## Work instructions
Copy out, from the entries below, each line that holds the string "title".

Element data from apps and pages:
►
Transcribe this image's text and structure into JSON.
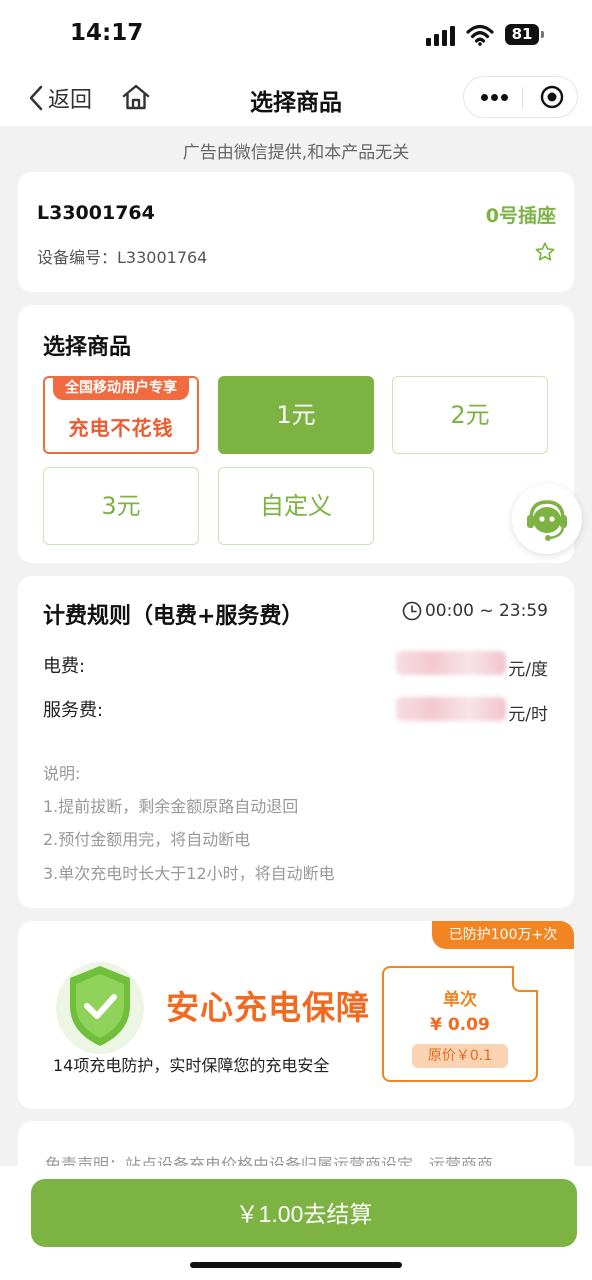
{
  "status_bar": {
    "time": "14:17",
    "battery": "81"
  },
  "nav": {
    "back_label": "返回",
    "title": "选择商品"
  },
  "ad_note": "广告由微信提供,和本产品无关",
  "device": {
    "id": "L33001764",
    "socket": "0号插座",
    "number_label": "设备编号：L33001764"
  },
  "goods": {
    "title": "选择商品",
    "promo": {
      "tag": "全国移动用户专享",
      "main": "充电不花钱"
    },
    "options": [
      "1元",
      "2元",
      "3元",
      "自定义"
    ],
    "selected": "1元"
  },
  "fees": {
    "title": "计费规则（电费+服务费）",
    "time_range": "00:00 ~ 23:59",
    "electric_label": "电费:",
    "electric_unit": "元/度",
    "service_label": "服务费:",
    "service_unit": "元/时",
    "notes": [
      "说明:",
      "1.提前拔断，剩余金额原路自动退回",
      "2.预付金额用完，将自动断电",
      "3.单次充电时长大于12小时，将自动断电"
    ]
  },
  "guarantee": {
    "tag": "已防护100万+次",
    "title": "安心充电保障",
    "desc": "14项充电防护，实时保障您的充电安全",
    "price_label": "单次",
    "price": "¥ 0.09",
    "original_price": "原价￥0.1"
  },
  "disclaimer": "免责声明：站点设备充电价格由设备归属运营商设定，运营商商",
  "checkout": {
    "label": "￥1.00去结算"
  },
  "colors": {
    "accent": "#7cb342",
    "orange": "#f28522",
    "promo_red": "#f26a3f"
  }
}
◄
## Written answer
    "title": "选择商品"
    "title": "选择商品",
    "title": "计费规则（电费+服务费）",
    "title": "安心充电保障",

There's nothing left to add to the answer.